Valerie James Abbott ’93 panicked when she learned that her two-year-old daughter Bridget mysteriously lost her hearing. More than ten years later, she is out with a new book about her experience with the aim of supporting families on a similar journey.
Published by KWE Publishing on May 4, Padapillo is an illustrated children’s storybook, offering hope and information to families experiencing early childhood hearing loss. “I understand first-hand what happens to children if their hearing loss goes unidentified,” Abbott said. “We didn’t notice the signs and now I am passionate about helping other parents in a similar situation. As a parent-champion for early hearing detection and intervention, I have talked to many families who are desperate for answers, advice, information, and emotional support just like I was.”
Children who acquire hearing loss after birth are at risk of developmental delays. As most parents, Abbott wanted to do everything she could for her child, but found it very difficult to navigate the situation and locate the right information and resources. As her daughter grew up, her needs also changed. Abbott continuously learned about hearing loss, language acquisition and choices, and disability rights, and connected with other families.
“I wrote the book with all these things in mind. I want parents to have a relatable story to help them see that their questions, doubts, and worries are normal, including feelings of guilt, grieving, acceptance, and joy. I also wanted to create a starting place of practical resources, so there’s an index of organizations and agencies at the back of the book.”

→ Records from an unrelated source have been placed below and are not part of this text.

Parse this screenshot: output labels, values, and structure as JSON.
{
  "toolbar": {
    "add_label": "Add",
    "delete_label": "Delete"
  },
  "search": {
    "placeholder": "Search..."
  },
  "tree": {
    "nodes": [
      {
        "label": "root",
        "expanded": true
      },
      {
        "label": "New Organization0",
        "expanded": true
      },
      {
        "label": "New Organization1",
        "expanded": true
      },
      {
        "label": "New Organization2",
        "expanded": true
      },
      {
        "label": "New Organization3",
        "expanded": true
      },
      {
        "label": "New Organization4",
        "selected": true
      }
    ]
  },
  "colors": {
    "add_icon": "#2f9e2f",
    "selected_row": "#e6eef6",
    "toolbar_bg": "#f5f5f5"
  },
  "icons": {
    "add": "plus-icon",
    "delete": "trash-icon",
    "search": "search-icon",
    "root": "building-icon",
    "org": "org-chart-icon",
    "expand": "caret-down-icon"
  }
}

Padapillo is named after one of the many words Abbott’s daughter invented before her hearing loss was identified and before she received hearing aids. It was a speech delay that prompted their daughter’s preschool teacher to suspect something was going on.
“I wrote Padapillo hoping that audiologists could have a stack in their drawers and hand it out to families along with the final audiogram results,” Abbott explained. “This would open up communication and at the same time provide a story of hope and a resource tool.”
Bridget is now 15 and thriving. The two years following her identification were challenging, as she worked hard to catch up developmentally to her peers, but having received a correct diagnosis, early intervention support, and focused support from her family, she’s done well in a mainstream classroom setting and in daily life.
“My message to everyone who is going through the same experience as I did is that there is hope. Your child is capable of amazing things. Whatever your feelings are, they are valid and it’s okay to be pushy to get the information and support you need,” Abbott said.
Padapillo is written through the lens of Valerie’s oldest child Mary Clare, who was in kindergarten when her little sister received her first pair of hearing aids. In the book, the older sibling sees and hears everything that is going on with Bridget – much more so than the parents.
“The book is fictional, but based on our true story of how we discovered and came to terms with Bridget’s situation and our feelings about it,” Abbott stated. “Every single nugget and situation in there is true, from how I started ‘testing’ Bridget’s hearing after the hearing test to see if this was really true, to watching her reactions as she started hearing the new sounds around her for the first time.”
Abbott has served on the board of Virginia Hands & Voices, is the first parent co-chair of the Virginia EHDI Advisory Committee, and has received the Governor’s Award for Civilian Excellence for Virginia Fire Safety, spearheading special programming for families of children who are deaf and hard of hearing. She is a guest blogger for the Center for Family Involvement and has published several articles online and in print about raising a child with a disability that have gained nationwide attention. Padapillo is her first book.
On Thursday, May 20, Hollins’ alumnae chapter in Richmond, Virginia, will present a virtual reading and conversation with Abbott at 7 p.m. EDT. Register for this event.